Task brief:
Among the entries below, how many lines hold the word "title"? Reply with the number only.

[Supplied data — start]

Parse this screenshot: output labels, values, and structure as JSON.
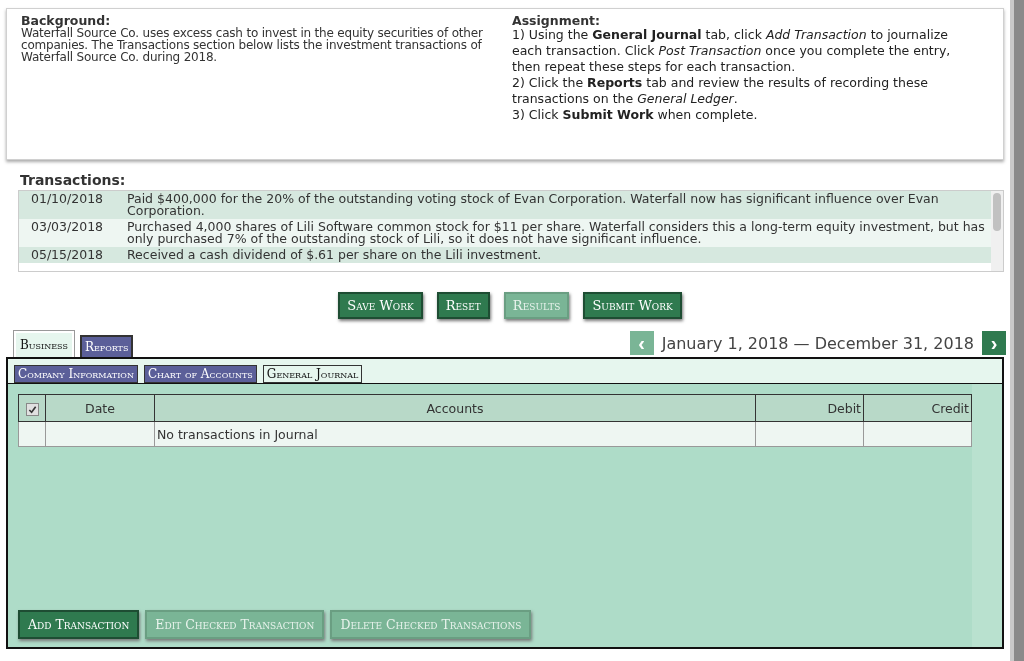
{
  "background": {
    "title": "Background:",
    "text": "Waterfall Source Co. uses excess cash to invest in the equity securities of other companies. The Transactions section below lists the investment transactions of Waterfall Source Co. during 2018."
  },
  "assignment": {
    "title": "Assignment:",
    "lines": [
      "1) Using the **General Journal** tab, click *Add Transaction* to journalize each transaction. Click *Post Transaction* once you complete the entry, then repeat these steps for each transaction.",
      "2) Click the **Reports** tab and review the results of recording these transactions on the *General Ledger*.",
      "3) Click **Submit Work** when complete."
    ]
  },
  "transactions": {
    "title": "Transactions:",
    "rows": [
      {
        "date": "01/10/2018",
        "text": "Paid $400,000 for the 20% of the outstanding voting stock of Evan Corporation. Waterfall now has significant influence over Evan Corporation."
      },
      {
        "date": "03/03/2018",
        "text": "Purchased 4,000 shares of Lili Software common stock for $11 per share. Waterfall considers this a long-term equity investment, but has only purchased 7% of the outstanding stock of Lili, so it does not have significant influence."
      },
      {
        "date": "05/15/2018",
        "text": "Received a cash dividend of $.61 per share on the Lili investment."
      }
    ]
  },
  "actions": [
    {
      "label": "Save Work",
      "disabled": false
    },
    {
      "label": "Reset",
      "disabled": false
    },
    {
      "label": "Results",
      "disabled": true
    },
    {
      "label": "Submit Work",
      "disabled": false
    }
  ],
  "tabs": [
    {
      "label": "Business",
      "selected": true
    },
    {
      "label": "Reports",
      "selected": false
    }
  ],
  "period": {
    "prev": "‹",
    "label": "January 1, 2018 — December 31, 2018",
    "next": "›"
  },
  "subtabs": [
    {
      "label": "Company Information",
      "selected": false
    },
    {
      "label": "Chart of Accounts",
      "selected": false
    },
    {
      "label": "General Journal",
      "selected": true
    }
  ],
  "journal": {
    "all_checked": true,
    "columns": [
      "Date",
      "Accounts",
      "Debit",
      "Credit"
    ],
    "empty_text": "No transactions in Journal"
  },
  "journal_buttons": [
    {
      "label": "Add Transaction",
      "disabled": false
    },
    {
      "label": "Edit Checked Transaction",
      "disabled": true
    },
    {
      "label": "Delete Checked Transactions",
      "disabled": true
    }
  ]
}
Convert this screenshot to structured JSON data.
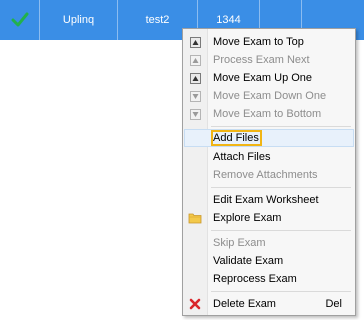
{
  "grid": {
    "row": {
      "status_icon": "check-icon",
      "cells": [
        "Uplinq",
        "test2",
        "1344",
        "",
        ""
      ]
    },
    "colors": {
      "row_bg": "#3a8ee6",
      "check": "#22b14c"
    }
  },
  "menu": {
    "items": [
      {
        "label": "Move Exam to Top",
        "icon": "move-to-top-icon",
        "disabled": false
      },
      {
        "label": "Process Exam Next",
        "icon": "process-next-icon",
        "disabled": true
      },
      {
        "label": "Move Exam Up One",
        "icon": "move-up-icon",
        "disabled": false
      },
      {
        "label": "Move Exam Down One",
        "icon": "move-down-icon",
        "disabled": true
      },
      {
        "label": "Move Exam to Bottom",
        "icon": "move-to-bottom-icon",
        "disabled": true
      },
      {
        "label": "Add Files",
        "icon": "",
        "disabled": false
      },
      {
        "label": "Attach Files",
        "icon": "",
        "disabled": false
      },
      {
        "label": "Remove Attachments",
        "icon": "",
        "disabled": true
      },
      {
        "label": "Edit Exam Worksheet",
        "icon": "",
        "disabled": false
      },
      {
        "label": "Explore Exam",
        "icon": "folder-icon",
        "disabled": false
      },
      {
        "label": "Skip Exam",
        "icon": "",
        "disabled": true
      },
      {
        "label": "Validate Exam",
        "icon": "",
        "disabled": false
      },
      {
        "label": "Reprocess Exam",
        "icon": "",
        "disabled": false
      },
      {
        "label": "Delete Exam",
        "icon": "delete-x-icon",
        "disabled": false,
        "shortcut": "Del"
      }
    ],
    "highlight_color": "#f1b514"
  }
}
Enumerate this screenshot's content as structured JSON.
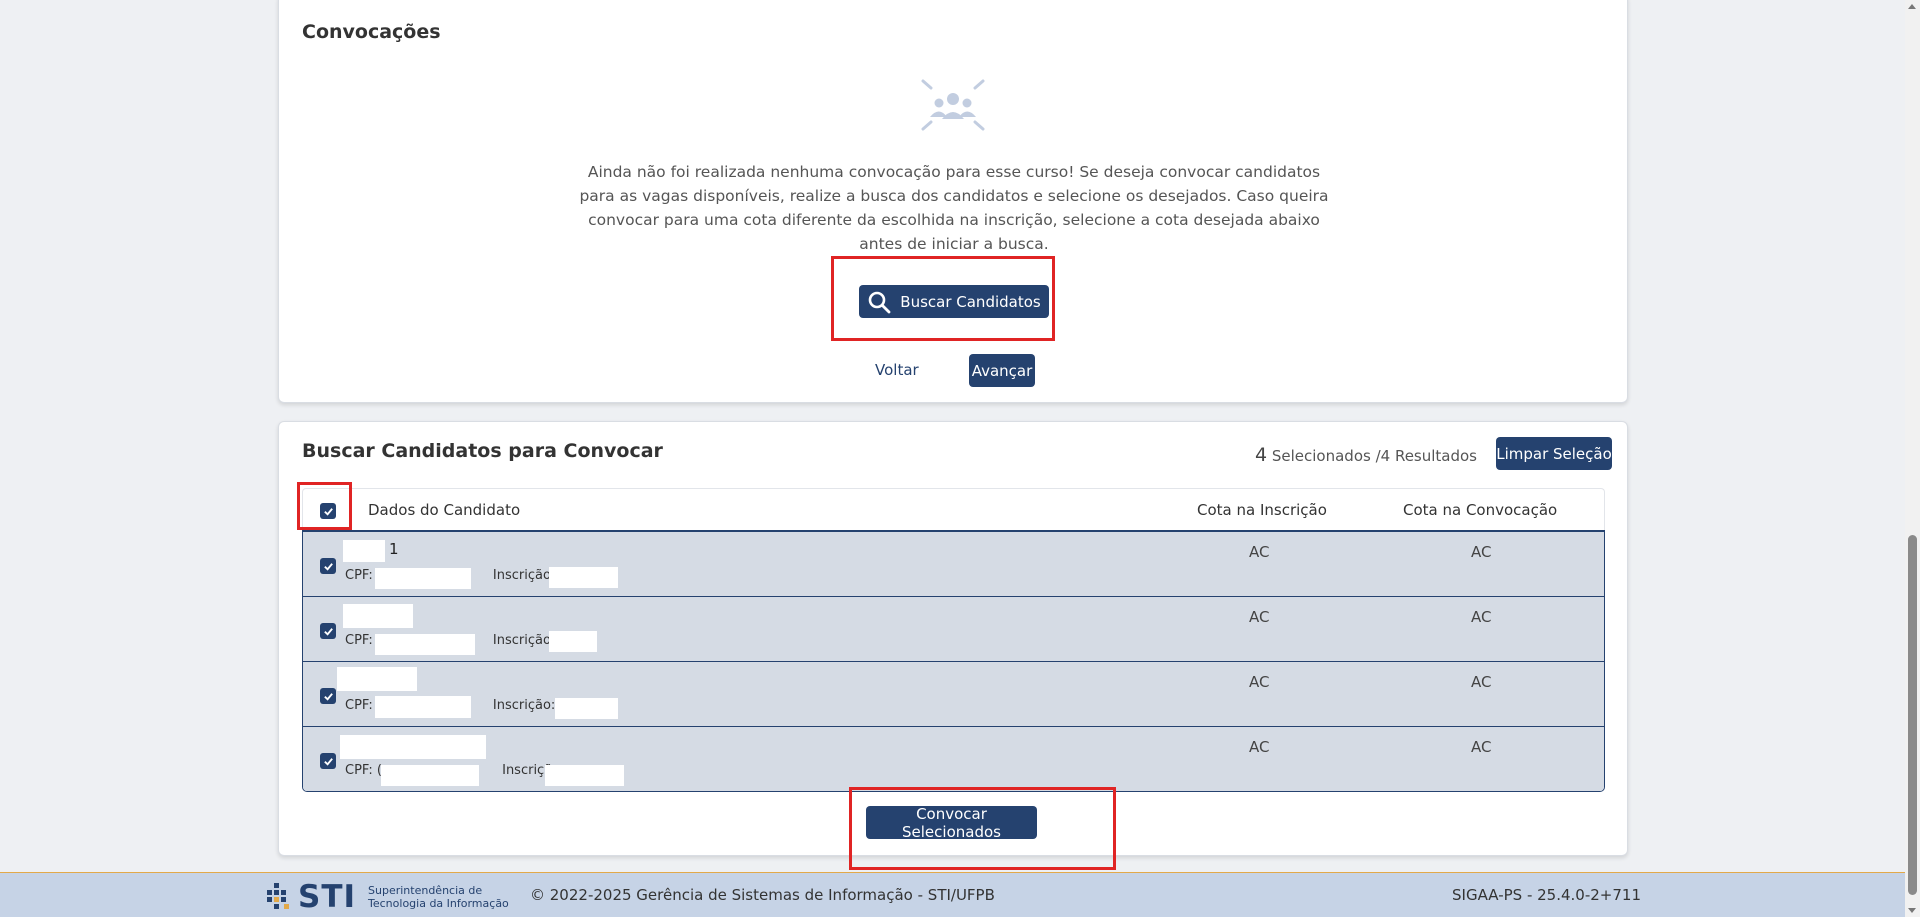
{
  "convocacoes": {
    "title": "Convocações",
    "empty_message": "Ainda não foi realizada nenhuma convocação para esse curso! Se deseja convocar candidatos para as vagas disponíveis, realize a busca dos candidatos e selecione os desejados. Caso queira convocar para uma cota diferente da escolhida na inscrição, selecione a cota desejada abaixo antes de iniciar a busca.",
    "buscar_label": "Buscar Candidatos",
    "voltar_label": "Voltar",
    "avancar_label": "Avançar",
    "icon": "users-group-icon"
  },
  "busca": {
    "title": "Buscar Candidatos para Convocar",
    "selected_count": "4",
    "selected_text": " Selecionados /4 Resultados",
    "limpar_label": "Limpar Seleção",
    "convocar_label": "Convocar Selecionados",
    "columns": {
      "dados": "Dados do Candidato",
      "cota_inscricao": "Cota na Inscrição",
      "cota_convocacao": "Cota na Convocação"
    },
    "rows": [
      {
        "name_suffix": "1",
        "cpf_label": "CPF:",
        "inscricao_label": "Inscrição:",
        "cota_inscricao": "AC",
        "cota_convocacao": "AC"
      },
      {
        "name_suffix": "",
        "cpf_label": "CPF:",
        "inscricao_label": "Inscrição:",
        "cota_inscricao": "AC",
        "cota_convocacao": "AC"
      },
      {
        "name_suffix": "",
        "cpf_label": "CPF:",
        "inscricao_label": "Inscrição: 1",
        "cota_inscricao": "AC",
        "cota_convocacao": "AC"
      },
      {
        "name_suffix": "",
        "cpf_label": "CPF: (",
        "inscricao_label": "Inscrição:",
        "cota_inscricao": "AC",
        "cota_convocacao": "AC"
      }
    ]
  },
  "footer": {
    "logo_text": "STI",
    "logo_sub_1": "Superintendência de",
    "logo_sub_2": "Tecnologia da Informação",
    "copyright": "© 2022-2025 Gerência de Sistemas de Informação - STI/UFPB",
    "version": "SIGAA-PS - 25.4.0-2+711"
  },
  "colors": {
    "primary": "#25426f",
    "row_bg": "#d5dbe4",
    "highlight": "#e02424",
    "footer_bg": "#c6d3e6"
  }
}
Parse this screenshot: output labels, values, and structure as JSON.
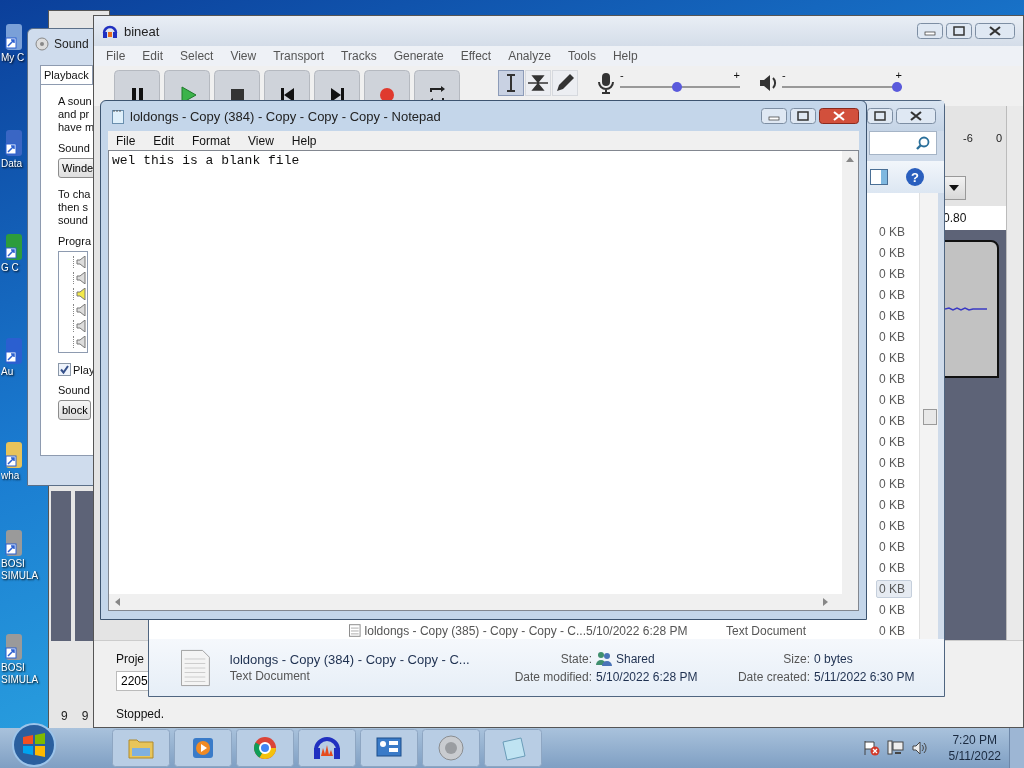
{
  "desktop_icons": [
    {
      "label": "My C"
    },
    {
      "label": "Data"
    },
    {
      "label": "G C"
    },
    {
      "label": "Au"
    },
    {
      "label": "wha"
    },
    {
      "label": "BOSI SIMULA"
    },
    {
      "label": "BOSI SIMULA"
    }
  ],
  "back_window": {
    "labels": [
      "9",
      "9"
    ]
  },
  "sound_window": {
    "title": "Sound",
    "tabs": [
      {
        "label": "Playback",
        "selected": true
      }
    ],
    "content": [
      {
        "kind": "text",
        "text": "A soun"
      },
      {
        "kind": "text",
        "text": "and pr"
      },
      {
        "kind": "text",
        "text": "have m"
      },
      {
        "kind": "label",
        "text": "Sound"
      },
      {
        "kind": "button",
        "text": "Winde"
      },
      {
        "kind": "text",
        "text": "To cha"
      },
      {
        "kind": "text",
        "text": "then s"
      },
      {
        "kind": "text",
        "text": "sound"
      },
      {
        "kind": "label",
        "text": "Progra"
      },
      {
        "kind": "tree"
      },
      {
        "kind": "checkbox",
        "text": "Play",
        "checked": true
      },
      {
        "kind": "label",
        "text": "Sound"
      },
      {
        "kind": "button",
        "text": "block"
      }
    ]
  },
  "audacity": {
    "title": "bineat",
    "menu": [
      "File",
      "Edit",
      "Select",
      "View",
      "Transport",
      "Tracks",
      "Generate",
      "Effect",
      "Analyze",
      "Tools",
      "Help"
    ],
    "tools": [
      {
        "selected": true
      },
      {
        "selected": false
      },
      {
        "selected": false
      }
    ],
    "record_slider": {
      "minus": "-",
      "plus": "+",
      "level": 0.47
    },
    "playback_slider": {
      "minus": "-",
      "plus": "+",
      "level": 1
    },
    "meter_ticks": [
      "-6",
      "0"
    ],
    "timeline_label": "0.80",
    "project_rate_label": "Proje",
    "project_rate_value": "2205",
    "status": "Stopped."
  },
  "explorer": {
    "sizes": [
      {
        "text": "0 KB",
        "selected": false
      },
      {
        "text": "0 KB",
        "selected": false
      },
      {
        "text": "0 KB",
        "selected": false
      },
      {
        "text": "0 KB",
        "selected": false
      },
      {
        "text": "0 KB",
        "selected": false
      },
      {
        "text": "0 KB",
        "selected": false
      },
      {
        "text": "0 KB",
        "selected": false
      },
      {
        "text": "0 KB",
        "selected": false
      },
      {
        "text": "0 KB",
        "selected": false
      },
      {
        "text": "0 KB",
        "selected": false
      },
      {
        "text": "0 KB",
        "selected": false
      },
      {
        "text": "0 KB",
        "selected": false
      },
      {
        "text": "0 KB",
        "selected": false
      },
      {
        "text": "0 KB",
        "selected": false
      },
      {
        "text": "0 KB",
        "selected": false
      },
      {
        "text": "0 KB",
        "selected": false
      },
      {
        "text": "0 KB",
        "selected": false
      },
      {
        "text": "0 KB",
        "selected": true
      },
      {
        "text": "0 KB",
        "selected": false
      },
      {
        "text": "0 KB",
        "selected": false
      }
    ],
    "last_row": {
      "name": "loldongs - Copy (385) - Copy - Copy - C...",
      "date": "5/10/2022 6:28 PM",
      "type": "Text Document"
    },
    "help_label": "?",
    "details": {
      "name": "loldongs - Copy (384) - Copy - Copy - C...",
      "type": "Text Document",
      "state_label": "State:",
      "state": "Shared",
      "modified_label": "Date modified:",
      "modified": "5/10/2022 6:28 PM",
      "size_label": "Size:",
      "size": "0 bytes",
      "created_label": "Date created:",
      "created": "5/11/2022 6:30 PM"
    }
  },
  "notepad": {
    "title": "loldongs - Copy (384) - Copy - Copy - Copy - Notepad",
    "menu": [
      "File",
      "Edit",
      "Format",
      "View",
      "Help"
    ],
    "text": "wel this is a blank file"
  },
  "taskbar": {
    "time": "7:20 PM",
    "date": "5/11/2022"
  }
}
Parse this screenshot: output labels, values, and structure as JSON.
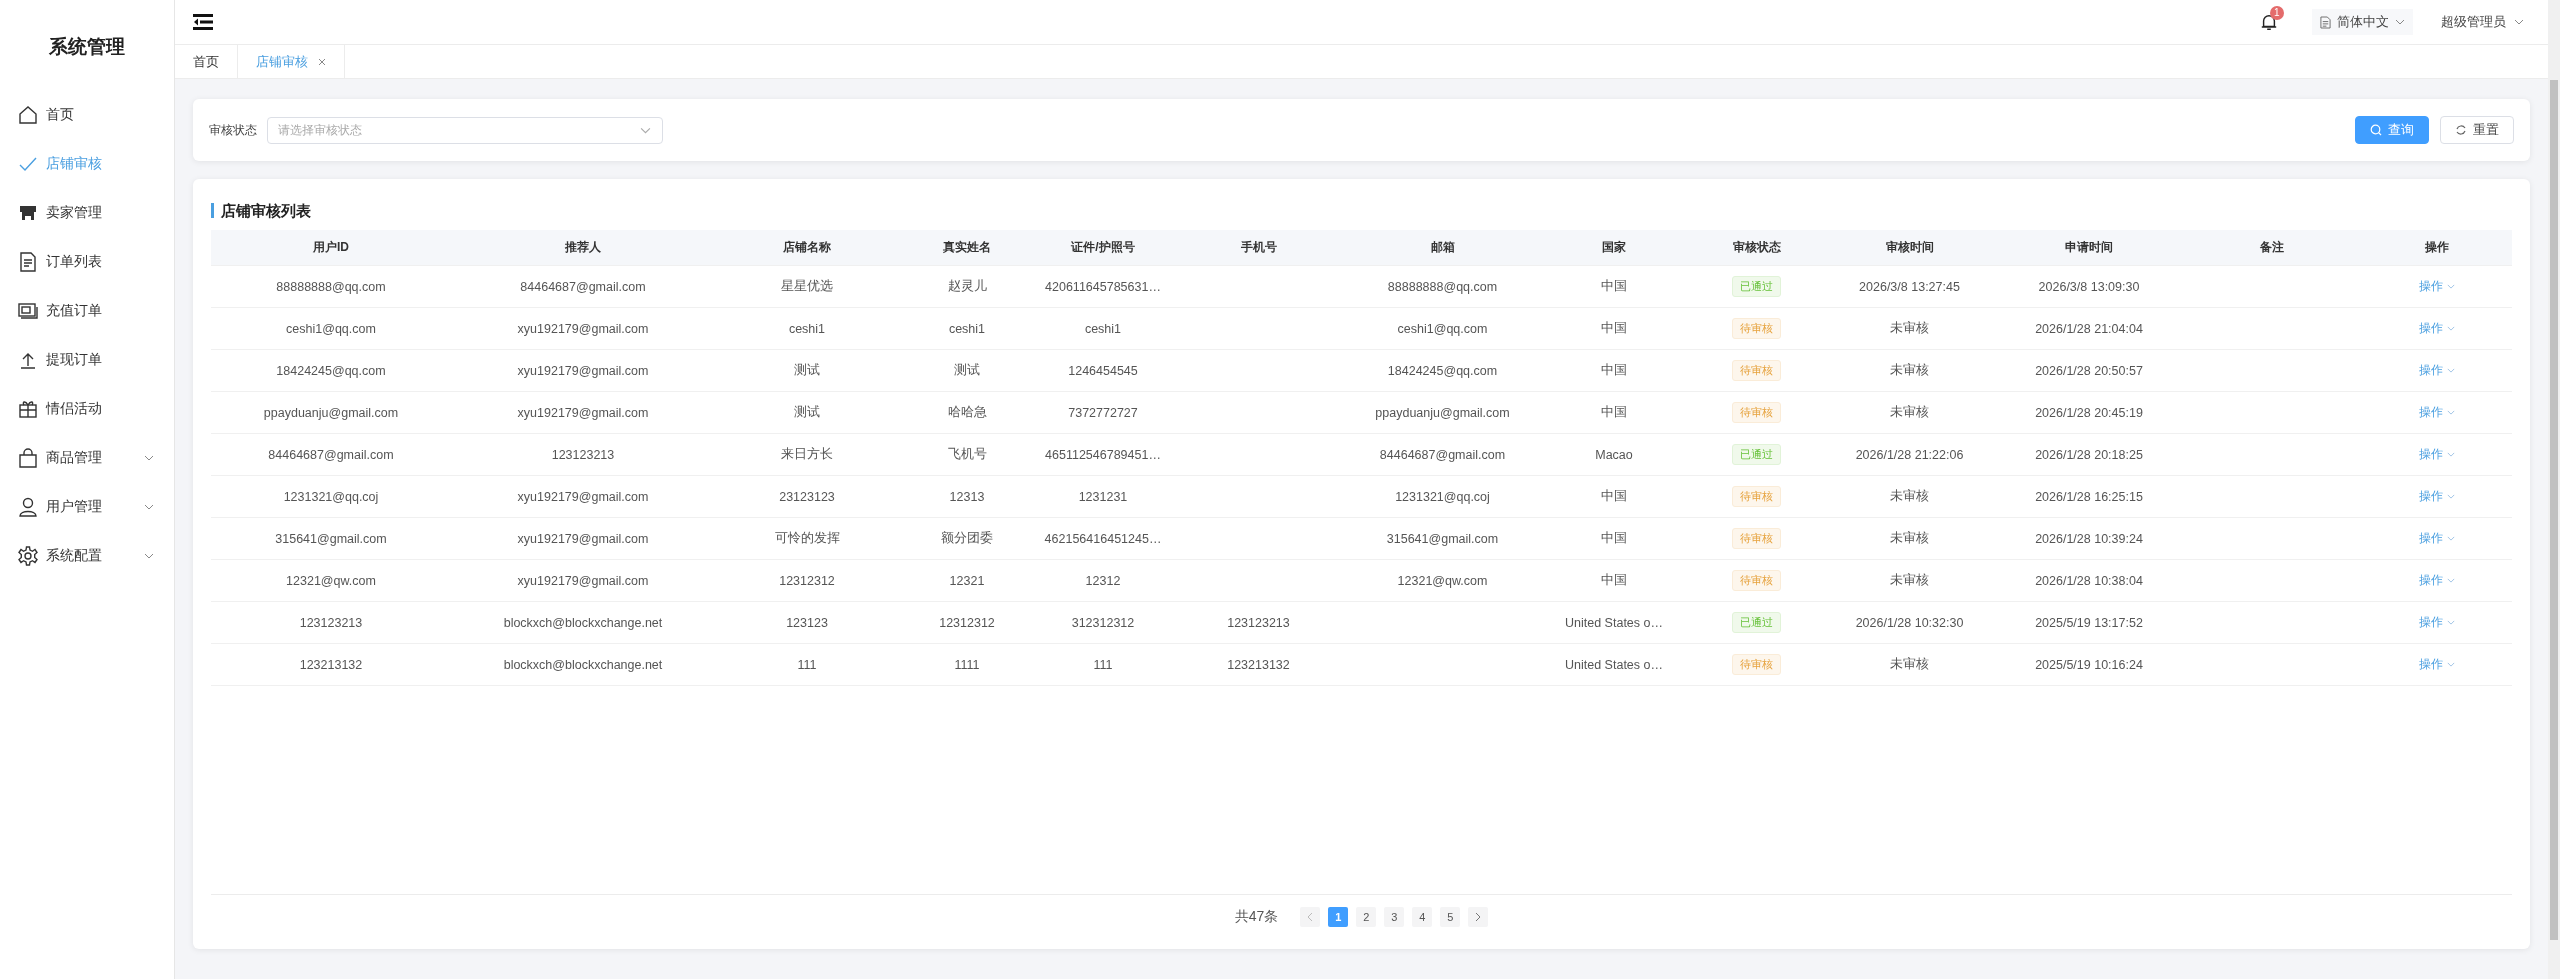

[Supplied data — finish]

The answer:
8